Plaintiff's counsel objected to the VE's methodology (Tr. 40). The ALJ sought clarification: "And just so I'm clear, so you're objecting to the methodology used because of  simply dividing by the . . . number of DOT codes . . . from that larger category" (Tr. 41). Plaintiff's counsel then acknowledged that the methodology described by the VE was "a little more refined" because the VE did "weed out the technologically obsolete jobs" (Tr. 41). The ALJ persisted with questioning for the VE, asking if Job Browser Pro and United Statistical Publishing were "commonly used sources . . . in the vocational arena for the - that type of data, those job numbers?" (Tr. 42). The VE replied, "Yes" (Tr. 42). Moreover, the VE stated that he had been "doing this for about over 20 years" (Tr. 43). The ALJ asked where Job Browser Pro and United Statistical Publishing sourced job numbers (Tr. 44). The VE replied, "I believe they're US Department of Labor numbers" (Tr. 44). The VE again explained the methodology as "simply divid[ing]" to extract specific codes from a larger category, but then following that with an elimination of "esoteric," nonexistent jobs (Tr. 44).

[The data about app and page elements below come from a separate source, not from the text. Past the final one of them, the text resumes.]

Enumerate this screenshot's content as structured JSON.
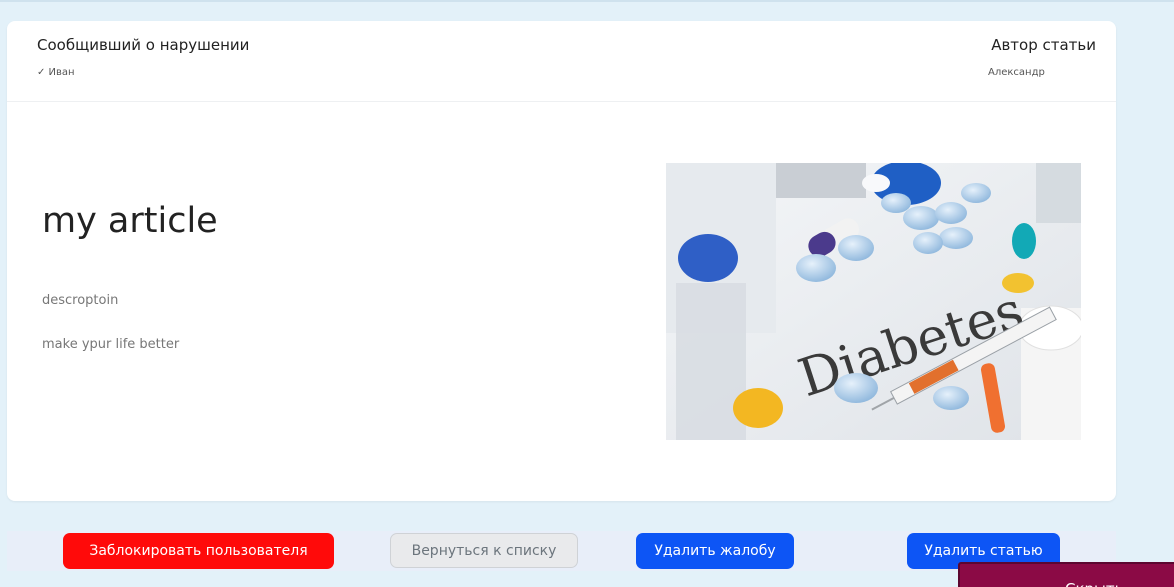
{
  "report": {
    "reporter_title": "Сообщивший о нарушении",
    "reporter_name": "✓ Иван",
    "author_title": "Автор статьи",
    "author_name": "Александр"
  },
  "article": {
    "title": "my article",
    "description": "descroptoin",
    "text": "make ypur life better",
    "image_word": "Diabetes"
  },
  "actions": {
    "block_user": "Заблокировать пользователя",
    "back_to_list": "Вернуться к списку",
    "delete_complaint": "Удалить жалобу",
    "delete_article": "Удалить статью"
  },
  "corner_button": {
    "label": "Скрыть..."
  },
  "colors": {
    "page_bg": "#e3f1f9",
    "danger": "#ff0a0a",
    "primary": "#0d55f5",
    "secondary": "#e9eaec",
    "corner": "#8b0a45"
  }
}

In his decision, the ALJ noted the objection of Plaintiff's counsel at the hearing, but found that the VE "adequately explained the methodology that he used to arrive at the job numbers that were offered" (Tr. 20).
[The VE] also noted that the two main statistical sources that [he] used to arrive at the job numbers were commonly used among [VEs] in determining job numbers. Further, the [VE] testified that the numbers that he provided were estimates and that the jobs offered were only a representative sample of the jobs that could be performed with the limitations that were given. Accordingly, the undersigned accepts the [VE's] testimony as credible and reliable.(Tr. 20).
On the issue of VE methodology, the Seventh Circuit has stated that "[w]e also recognize and underscore that VEs cannot be expected to formulate opinions with more confidence than imperfect data allows. Nor is it our place to enjoin the use of the equal distribution method." Chavez v. Berryhill, 895 F.3d 962, 968 (7 Cir. 2018). The Seventh Circuit also instructs that:
Before accepting a VE's job-number estimate, the ALJ, when confronted by a claimant's challenge, must require the VE to offer a reasoned and principled explanation. At or after a hearing, the VE could support the approximation by, for example, drawing on knowledge of labor market conditions and occupational trends, gleaned from reviewing relevant data sources or from placing workers in jobs.Id. The key is that a showing must be made that the estimate reasonably approximates the suitable jobs that exist for Plaintiff. While in the present case the ALJ questioned the VE about his methodology, nothing in the VE's answers assures this Court that his estimates are reliable for this particular plaintiff. Thus, out of an abundance of caution, the Court will remand on this issue.
On the basis of the foregoing, the decision of the ALJ is hereby REMANDED for proceedings consistent with this Opinion. Entered: February 18, 2020.
s/ William C. Lee
William C. Lee, Judge
United States District Court